Coastal Conversations Radio Program: Pogies’ return fills a niche in the ocean and economy
Most fishermen will tell you that the presence of Atlantic menhaden on the coast of Maine is cyclical. In the last few years, menhaden, or pogies as the small schooling fish are known locally, have returned in high enough numbers to trigger a commercial fishery that holds promise for many fishermen. Their presence is fortuitous. Pogies have filled a lobster bait void left behind by declining Atlantic herring stocks. Many lobstermen, scrambling for bait to feed their lobster traps, have settled on pogies.
There are many others in the Gulf of Maine who are happy to see the pogies return in great numbers – chief among them: the predators like tuna, striped bass, bald eagles and even humpback whales.
On our show today, we explore the world of pogies, the fishermen who harvest them and the species like tuna who eat them. We talk with two fishermen who describe how the fish are caught and why the fishery is increasingly important to Maine fishermen. And we’ll hear from a scientist about how his research on Atlantic Blue-fin tuna also reveals the increasing presence of pogies in Maine waters.

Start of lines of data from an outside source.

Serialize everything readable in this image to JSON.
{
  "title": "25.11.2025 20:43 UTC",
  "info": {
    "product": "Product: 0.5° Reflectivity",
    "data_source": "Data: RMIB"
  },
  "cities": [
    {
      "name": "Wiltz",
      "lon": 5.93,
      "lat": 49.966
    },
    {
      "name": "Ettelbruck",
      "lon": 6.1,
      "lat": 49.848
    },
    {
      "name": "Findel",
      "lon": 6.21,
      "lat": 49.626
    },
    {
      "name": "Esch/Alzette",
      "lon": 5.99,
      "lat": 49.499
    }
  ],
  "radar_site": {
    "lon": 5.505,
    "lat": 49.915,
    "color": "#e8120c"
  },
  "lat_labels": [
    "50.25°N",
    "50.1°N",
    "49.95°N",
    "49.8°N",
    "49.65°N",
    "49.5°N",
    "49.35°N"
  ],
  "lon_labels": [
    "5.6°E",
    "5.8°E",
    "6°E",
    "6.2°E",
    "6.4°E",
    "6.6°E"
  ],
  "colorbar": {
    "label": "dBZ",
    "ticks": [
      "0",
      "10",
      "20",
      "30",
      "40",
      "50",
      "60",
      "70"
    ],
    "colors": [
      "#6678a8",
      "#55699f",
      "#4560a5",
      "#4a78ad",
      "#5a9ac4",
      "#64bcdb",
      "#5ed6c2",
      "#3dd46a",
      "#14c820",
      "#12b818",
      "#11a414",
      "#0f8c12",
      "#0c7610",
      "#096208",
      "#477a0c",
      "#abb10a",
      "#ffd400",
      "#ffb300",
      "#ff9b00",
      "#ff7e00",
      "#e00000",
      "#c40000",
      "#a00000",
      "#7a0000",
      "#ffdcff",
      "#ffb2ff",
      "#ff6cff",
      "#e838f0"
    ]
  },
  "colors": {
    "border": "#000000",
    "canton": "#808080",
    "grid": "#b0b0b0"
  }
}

So make a note to tune in Friday afternoon, June 24, 2022, from 4-5 PM, when this month’s Coastal Conversation features pogies and their human and oceanic predators. Only on WERU community radio, 89.9 FM in Blue Hill and online at WERU.org.

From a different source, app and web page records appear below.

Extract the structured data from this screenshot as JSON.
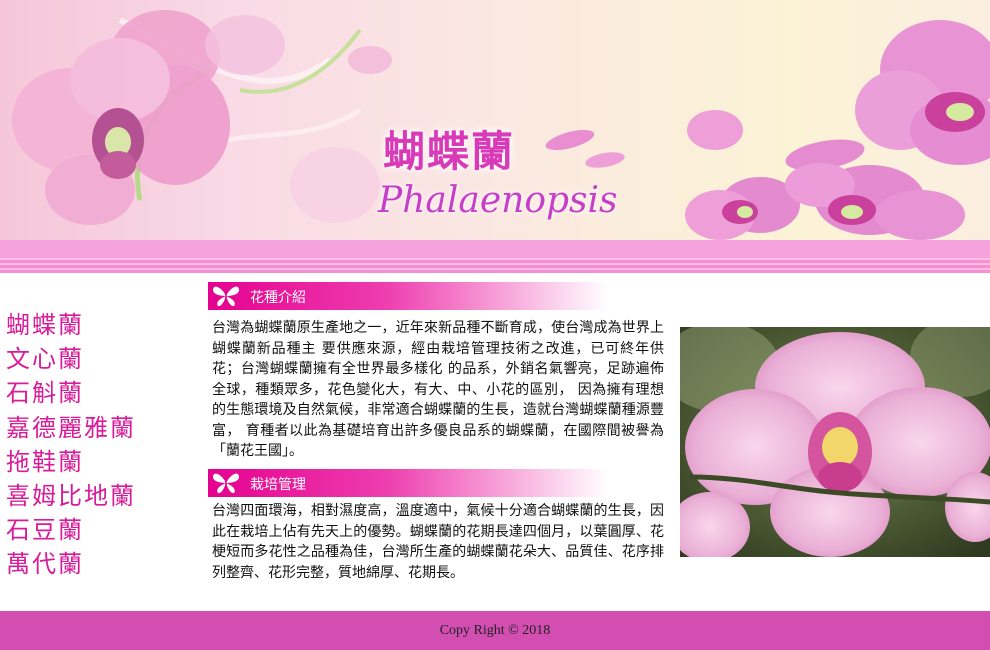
{
  "banner": {
    "title_cn": "蝴蝶蘭",
    "title_en": "Phalaenopsis"
  },
  "nav": {
    "items": [
      "蝴蝶蘭",
      "文心蘭",
      "石斛蘭",
      "嘉德麗雅蘭",
      "拖鞋蘭",
      "喜姆比地蘭",
      "石豆蘭",
      "萬代蘭"
    ]
  },
  "sections": [
    {
      "heading": "花種介紹",
      "body": "台灣為蝴蝶蘭原生產地之一，近年來新品種不斷育成，使台灣成為世界上蝴蝶蘭新品種主 要供應來源，經由栽培管理技術之改進，已可終年供花；台灣蝴蝶蘭擁有全世界最多樣化 的品系，外銷名氣響亮，足跡遍佈全球，種類眾多，花色變化大，有大、中、小花的區別， 因為擁有理想的生態環境及自然氣候，非常適合蝴蝶蘭的生長，造就台灣蝴蝶蘭種源豐富， 育種者以此為基礎培育出許多優良品系的蝴蝶蘭，在國際間被譽為「蘭花王國」。"
    },
    {
      "heading": "栽培管理",
      "body": "台灣四面環海，相對濕度高，溫度適中，氣候十分適合蝴蝶蘭的生長，因此在栽培上佔有先天上的優勢。蝴蝶蘭的花期長達四個月，以葉圓厚、花梗短而多花性之品種為佳，台灣所生產的蝴蝶蘭花朵大、品質佳、花序排列整齊、花形完整，質地綿厚、花期長。"
    }
  ],
  "footer": {
    "text": "Copy Right © 2018"
  },
  "colors": {
    "accent": "#d81b9a",
    "footer_bg": "#d34eb1",
    "section_bar": "#e5008f"
  },
  "icons": {
    "section_icon": "butterfly-icon"
  }
}
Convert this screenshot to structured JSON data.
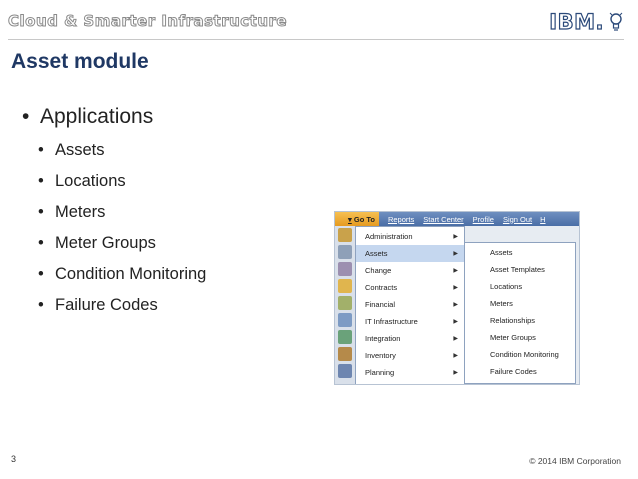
{
  "header": {
    "brand_text": "Cloud & Smarter Infrastructure",
    "ibm_logo": "IBM."
  },
  "slide": {
    "title": "Asset module",
    "main_bullet": "Applications",
    "sub_bullets": [
      "Assets",
      "Locations",
      "Meters",
      "Meter Groups",
      "Condition Monitoring",
      "Failure Codes"
    ]
  },
  "screenshot": {
    "topbar": {
      "goto": "Go To",
      "links": [
        "Reports",
        "Start Center",
        "Profile",
        "Sign Out"
      ],
      "truncated": "H"
    },
    "menu": [
      "Administration",
      "Assets",
      "Change",
      "Contracts",
      "Financial",
      "IT Infrastructure",
      "Integration",
      "Inventory",
      "Planning"
    ],
    "selected_menu": "Assets",
    "submenu": [
      "Assets",
      "Asset Templates",
      "Locations",
      "Meters",
      "Relationships",
      "Meter Groups",
      "Condition Monitoring",
      "Failure Codes"
    ]
  },
  "footer": {
    "page_number": "3",
    "copyright": "© 2014 IBM Corporation"
  }
}
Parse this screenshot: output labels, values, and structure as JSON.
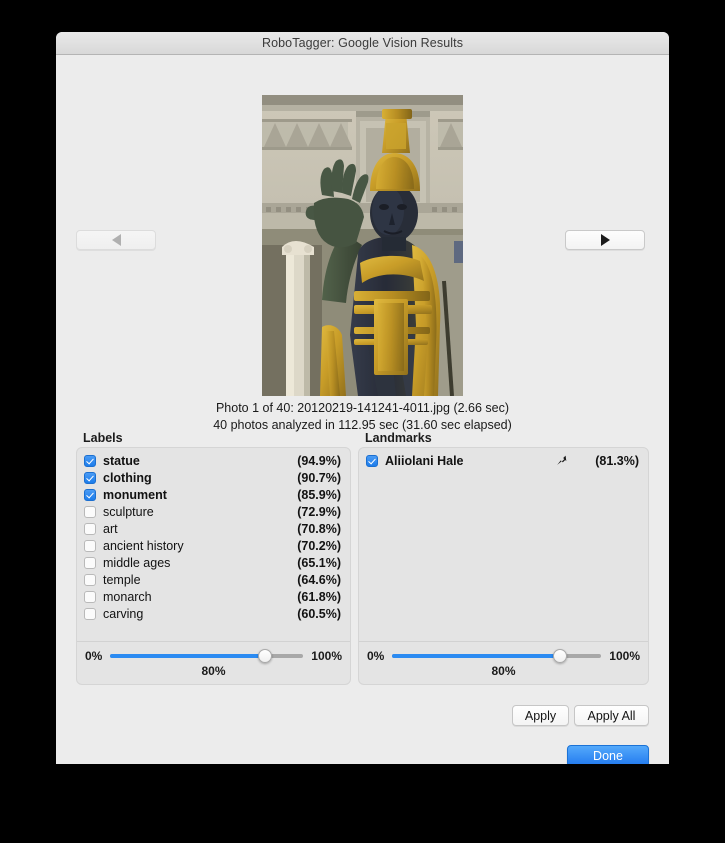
{
  "window": {
    "title": "RoboTagger: Google Vision Results"
  },
  "nav": {
    "prev_icon": "triangle-left-icon",
    "next_icon": "triangle-right-icon"
  },
  "photo": {
    "alt": "King Kamehameha statue in front of Aliiolani Hale"
  },
  "info": {
    "line1": "Photo 1 of 40: 20120219-141241-4011.jpg (2.66 sec)",
    "line2": "40 photos analyzed in 112.95 sec (31.60 sec elapsed)"
  },
  "labels_panel": {
    "title": "Labels",
    "items": [
      {
        "name": "statue",
        "pct": "(94.9%)",
        "checked": true
      },
      {
        "name": "clothing",
        "pct": "(90.7%)",
        "checked": true
      },
      {
        "name": "monument",
        "pct": "(85.9%)",
        "checked": true
      },
      {
        "name": "sculpture",
        "pct": "(72.9%)",
        "checked": false
      },
      {
        "name": "art",
        "pct": "(70.8%)",
        "checked": false
      },
      {
        "name": "ancient history",
        "pct": "(70.2%)",
        "checked": false
      },
      {
        "name": "middle ages",
        "pct": "(65.1%)",
        "checked": false
      },
      {
        "name": "temple",
        "pct": "(64.6%)",
        "checked": false
      },
      {
        "name": "monarch",
        "pct": "(61.8%)",
        "checked": false
      },
      {
        "name": "carving",
        "pct": "(60.5%)",
        "checked": false
      }
    ],
    "slider": {
      "min_label": "0%",
      "max_label": "100%",
      "value_label": "80%",
      "value": 80
    }
  },
  "landmarks_panel": {
    "title": "Landmarks",
    "items": [
      {
        "name": "Aliiolani Hale",
        "pct": "(81.3%)",
        "checked": true,
        "icon": "map-pin-icon"
      }
    ],
    "slider": {
      "min_label": "0%",
      "max_label": "100%",
      "value_label": "80%",
      "value": 80
    }
  },
  "actions": {
    "apply": "Apply",
    "apply_all": "Apply All",
    "done": "Done"
  },
  "colors": {
    "accent": "#2b8bf2",
    "default_button": "#2179ef",
    "window_bg": "#ececec",
    "panel_bg": "#e4e4e4"
  }
}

Devyn Campbell, Boothbay Harbor fisherman (fishes for groundfish and in recent years pogies)
Dave Horner, Southwest Harbor fisherman (has fished for lobster, scallop, shrimp, groundfish and in recent years pogies)
Walt Golet, Assistant Professor at the University of Maine’s School of Marine Sciences and lead of the Pelagic Fisheries lab at the Gulf of Maine Research Institute.
Thanks to Dana Morse, Giulia Cardoso, and Justin Stevens for helping with this program.